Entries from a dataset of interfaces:
┄┄┄┄┄┄┄┄┄┄┄┄┄┄┄┄┄┄┄┄

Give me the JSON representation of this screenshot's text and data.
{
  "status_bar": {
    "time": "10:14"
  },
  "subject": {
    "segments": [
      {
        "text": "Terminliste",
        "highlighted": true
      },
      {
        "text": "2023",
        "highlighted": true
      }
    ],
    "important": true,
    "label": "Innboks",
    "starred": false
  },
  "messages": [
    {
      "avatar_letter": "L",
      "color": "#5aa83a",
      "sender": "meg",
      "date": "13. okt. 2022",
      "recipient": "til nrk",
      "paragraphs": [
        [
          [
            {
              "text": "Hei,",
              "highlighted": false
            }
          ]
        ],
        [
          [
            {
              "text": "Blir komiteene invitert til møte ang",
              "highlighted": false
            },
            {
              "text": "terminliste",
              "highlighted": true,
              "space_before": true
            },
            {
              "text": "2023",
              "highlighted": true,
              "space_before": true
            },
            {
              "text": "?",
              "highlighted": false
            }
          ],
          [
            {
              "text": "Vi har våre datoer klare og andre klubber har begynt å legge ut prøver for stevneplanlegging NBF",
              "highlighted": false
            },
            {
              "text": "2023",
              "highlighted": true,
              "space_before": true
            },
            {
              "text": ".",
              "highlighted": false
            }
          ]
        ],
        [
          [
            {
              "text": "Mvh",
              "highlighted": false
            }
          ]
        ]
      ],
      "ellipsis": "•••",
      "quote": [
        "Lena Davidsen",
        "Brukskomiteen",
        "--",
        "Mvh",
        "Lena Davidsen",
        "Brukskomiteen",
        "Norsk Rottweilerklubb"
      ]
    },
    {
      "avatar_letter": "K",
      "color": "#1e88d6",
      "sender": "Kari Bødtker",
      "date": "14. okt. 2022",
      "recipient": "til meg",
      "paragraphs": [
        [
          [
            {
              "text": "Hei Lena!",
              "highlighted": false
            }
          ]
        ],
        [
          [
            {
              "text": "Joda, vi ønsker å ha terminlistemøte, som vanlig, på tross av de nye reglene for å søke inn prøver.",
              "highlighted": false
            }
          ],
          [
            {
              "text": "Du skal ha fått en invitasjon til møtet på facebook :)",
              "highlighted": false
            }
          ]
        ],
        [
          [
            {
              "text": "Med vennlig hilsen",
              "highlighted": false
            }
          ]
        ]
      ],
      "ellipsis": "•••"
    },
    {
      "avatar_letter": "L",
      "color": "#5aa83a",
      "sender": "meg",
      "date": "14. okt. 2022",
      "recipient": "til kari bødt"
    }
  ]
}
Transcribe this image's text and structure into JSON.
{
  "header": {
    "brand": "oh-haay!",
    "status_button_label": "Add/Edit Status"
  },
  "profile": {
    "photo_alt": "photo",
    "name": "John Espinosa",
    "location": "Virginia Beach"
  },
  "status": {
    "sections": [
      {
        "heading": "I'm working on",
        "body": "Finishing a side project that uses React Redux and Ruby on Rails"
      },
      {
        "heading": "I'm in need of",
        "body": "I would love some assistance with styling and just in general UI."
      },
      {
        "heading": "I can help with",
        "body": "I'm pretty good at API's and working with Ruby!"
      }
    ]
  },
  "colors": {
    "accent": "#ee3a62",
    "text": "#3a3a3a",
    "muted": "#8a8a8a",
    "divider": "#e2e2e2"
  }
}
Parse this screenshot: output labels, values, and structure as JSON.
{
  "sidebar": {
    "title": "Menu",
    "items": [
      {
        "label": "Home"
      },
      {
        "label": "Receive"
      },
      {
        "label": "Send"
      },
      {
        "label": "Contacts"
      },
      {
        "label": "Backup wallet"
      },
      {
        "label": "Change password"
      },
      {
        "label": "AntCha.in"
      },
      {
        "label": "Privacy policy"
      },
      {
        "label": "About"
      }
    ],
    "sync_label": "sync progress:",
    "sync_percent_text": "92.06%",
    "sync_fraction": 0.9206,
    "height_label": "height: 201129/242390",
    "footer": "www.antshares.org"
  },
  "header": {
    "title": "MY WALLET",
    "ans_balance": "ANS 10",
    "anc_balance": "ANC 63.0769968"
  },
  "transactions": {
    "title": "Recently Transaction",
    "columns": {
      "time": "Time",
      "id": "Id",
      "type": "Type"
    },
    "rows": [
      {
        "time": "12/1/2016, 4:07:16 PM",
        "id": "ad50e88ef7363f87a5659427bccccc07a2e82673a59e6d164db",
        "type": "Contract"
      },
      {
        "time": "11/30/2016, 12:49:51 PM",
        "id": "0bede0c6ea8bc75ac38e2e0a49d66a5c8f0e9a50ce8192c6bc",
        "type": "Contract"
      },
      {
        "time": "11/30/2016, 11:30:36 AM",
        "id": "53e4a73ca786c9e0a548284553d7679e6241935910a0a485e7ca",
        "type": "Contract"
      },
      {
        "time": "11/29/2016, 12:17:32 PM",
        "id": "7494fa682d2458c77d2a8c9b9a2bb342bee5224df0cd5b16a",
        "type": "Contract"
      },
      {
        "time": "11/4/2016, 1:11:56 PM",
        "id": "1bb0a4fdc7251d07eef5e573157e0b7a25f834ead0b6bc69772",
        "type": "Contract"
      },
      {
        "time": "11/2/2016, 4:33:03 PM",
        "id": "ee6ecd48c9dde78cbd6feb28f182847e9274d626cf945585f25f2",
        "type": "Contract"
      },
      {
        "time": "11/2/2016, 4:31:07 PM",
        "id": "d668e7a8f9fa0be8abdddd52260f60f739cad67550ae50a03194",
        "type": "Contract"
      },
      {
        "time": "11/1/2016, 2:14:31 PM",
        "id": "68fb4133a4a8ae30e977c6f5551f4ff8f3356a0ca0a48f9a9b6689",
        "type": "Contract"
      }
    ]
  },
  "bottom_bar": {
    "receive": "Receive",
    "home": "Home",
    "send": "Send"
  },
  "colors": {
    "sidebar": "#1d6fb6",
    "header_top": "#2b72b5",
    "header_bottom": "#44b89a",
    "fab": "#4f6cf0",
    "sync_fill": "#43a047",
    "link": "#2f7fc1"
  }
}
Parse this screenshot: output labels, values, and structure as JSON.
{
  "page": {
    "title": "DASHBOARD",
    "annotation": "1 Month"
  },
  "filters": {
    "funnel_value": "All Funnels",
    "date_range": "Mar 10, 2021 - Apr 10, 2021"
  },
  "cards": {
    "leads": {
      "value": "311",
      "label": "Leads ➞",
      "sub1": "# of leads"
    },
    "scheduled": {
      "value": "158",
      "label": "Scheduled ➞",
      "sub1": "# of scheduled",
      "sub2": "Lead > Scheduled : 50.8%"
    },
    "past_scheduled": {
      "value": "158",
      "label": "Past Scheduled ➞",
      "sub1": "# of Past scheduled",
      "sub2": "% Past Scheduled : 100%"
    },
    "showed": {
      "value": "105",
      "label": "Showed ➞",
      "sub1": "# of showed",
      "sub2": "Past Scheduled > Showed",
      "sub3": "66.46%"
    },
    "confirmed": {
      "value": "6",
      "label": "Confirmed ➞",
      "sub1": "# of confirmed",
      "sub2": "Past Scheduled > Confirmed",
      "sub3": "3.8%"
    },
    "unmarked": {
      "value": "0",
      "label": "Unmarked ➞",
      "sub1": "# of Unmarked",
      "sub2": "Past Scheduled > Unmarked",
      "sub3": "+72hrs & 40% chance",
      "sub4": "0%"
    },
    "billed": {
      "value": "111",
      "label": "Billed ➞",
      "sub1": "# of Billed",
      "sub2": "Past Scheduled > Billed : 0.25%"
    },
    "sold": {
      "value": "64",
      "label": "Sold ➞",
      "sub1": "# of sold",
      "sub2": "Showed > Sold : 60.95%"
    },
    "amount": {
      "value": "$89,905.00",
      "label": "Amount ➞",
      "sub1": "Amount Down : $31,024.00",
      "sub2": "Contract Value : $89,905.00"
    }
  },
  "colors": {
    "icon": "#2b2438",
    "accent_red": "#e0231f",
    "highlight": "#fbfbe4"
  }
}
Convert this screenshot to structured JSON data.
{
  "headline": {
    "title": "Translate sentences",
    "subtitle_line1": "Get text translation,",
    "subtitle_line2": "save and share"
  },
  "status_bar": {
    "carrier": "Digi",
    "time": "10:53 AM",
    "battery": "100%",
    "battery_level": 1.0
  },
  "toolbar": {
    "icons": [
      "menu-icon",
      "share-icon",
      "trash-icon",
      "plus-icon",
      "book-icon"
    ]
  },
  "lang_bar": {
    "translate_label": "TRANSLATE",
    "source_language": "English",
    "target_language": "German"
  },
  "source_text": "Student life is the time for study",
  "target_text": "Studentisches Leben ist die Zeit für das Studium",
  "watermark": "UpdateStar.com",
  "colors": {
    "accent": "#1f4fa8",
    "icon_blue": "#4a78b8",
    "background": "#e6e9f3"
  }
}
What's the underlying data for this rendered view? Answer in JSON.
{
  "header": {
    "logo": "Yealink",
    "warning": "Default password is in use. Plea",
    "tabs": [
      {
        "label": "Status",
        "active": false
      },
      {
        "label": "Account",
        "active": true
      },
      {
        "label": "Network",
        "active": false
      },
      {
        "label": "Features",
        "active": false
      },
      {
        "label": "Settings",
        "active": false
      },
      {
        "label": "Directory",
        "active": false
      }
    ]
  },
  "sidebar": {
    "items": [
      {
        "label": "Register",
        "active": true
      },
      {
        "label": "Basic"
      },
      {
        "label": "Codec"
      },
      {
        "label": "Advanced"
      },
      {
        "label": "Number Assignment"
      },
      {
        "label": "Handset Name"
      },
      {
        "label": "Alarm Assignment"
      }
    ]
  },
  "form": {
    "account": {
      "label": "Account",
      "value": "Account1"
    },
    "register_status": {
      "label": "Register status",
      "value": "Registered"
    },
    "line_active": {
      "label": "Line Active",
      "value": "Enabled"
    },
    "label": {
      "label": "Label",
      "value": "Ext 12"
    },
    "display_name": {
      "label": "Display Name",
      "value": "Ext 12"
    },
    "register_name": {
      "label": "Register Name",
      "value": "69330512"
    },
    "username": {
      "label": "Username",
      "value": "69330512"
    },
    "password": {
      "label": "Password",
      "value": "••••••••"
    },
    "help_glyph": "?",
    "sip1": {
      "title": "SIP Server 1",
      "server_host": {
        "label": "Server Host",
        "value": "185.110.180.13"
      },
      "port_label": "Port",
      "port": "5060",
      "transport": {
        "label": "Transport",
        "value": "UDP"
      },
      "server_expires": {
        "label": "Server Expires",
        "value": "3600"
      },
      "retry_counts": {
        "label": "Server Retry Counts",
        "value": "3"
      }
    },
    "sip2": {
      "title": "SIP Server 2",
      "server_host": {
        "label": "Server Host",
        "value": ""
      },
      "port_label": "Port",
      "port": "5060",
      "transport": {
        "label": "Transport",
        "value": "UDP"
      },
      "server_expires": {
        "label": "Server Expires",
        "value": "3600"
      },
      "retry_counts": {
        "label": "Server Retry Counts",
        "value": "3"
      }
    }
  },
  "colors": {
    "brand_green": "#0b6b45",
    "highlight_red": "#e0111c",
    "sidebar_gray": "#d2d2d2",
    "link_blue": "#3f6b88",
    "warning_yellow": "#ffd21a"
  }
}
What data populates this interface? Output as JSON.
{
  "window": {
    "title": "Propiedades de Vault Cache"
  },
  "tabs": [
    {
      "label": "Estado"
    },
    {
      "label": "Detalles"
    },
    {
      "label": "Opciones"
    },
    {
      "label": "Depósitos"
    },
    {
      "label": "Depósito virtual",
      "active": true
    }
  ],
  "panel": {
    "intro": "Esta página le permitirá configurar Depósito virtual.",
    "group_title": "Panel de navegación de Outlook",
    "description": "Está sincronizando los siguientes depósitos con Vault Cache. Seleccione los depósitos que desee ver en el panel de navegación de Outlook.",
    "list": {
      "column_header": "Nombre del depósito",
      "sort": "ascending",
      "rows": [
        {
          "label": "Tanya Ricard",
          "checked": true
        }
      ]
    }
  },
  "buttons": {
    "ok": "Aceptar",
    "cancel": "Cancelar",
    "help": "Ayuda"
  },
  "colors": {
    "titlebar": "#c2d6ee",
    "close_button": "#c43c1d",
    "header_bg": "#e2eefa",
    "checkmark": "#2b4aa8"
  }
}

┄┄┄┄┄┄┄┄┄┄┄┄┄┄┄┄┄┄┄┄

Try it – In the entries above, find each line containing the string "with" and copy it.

Written solution –
        "body": "I would love some assistance with styling and just in general UI."
        "heading": "I can help with",
        "body": "I'm pretty good at API's and working with Ruby!"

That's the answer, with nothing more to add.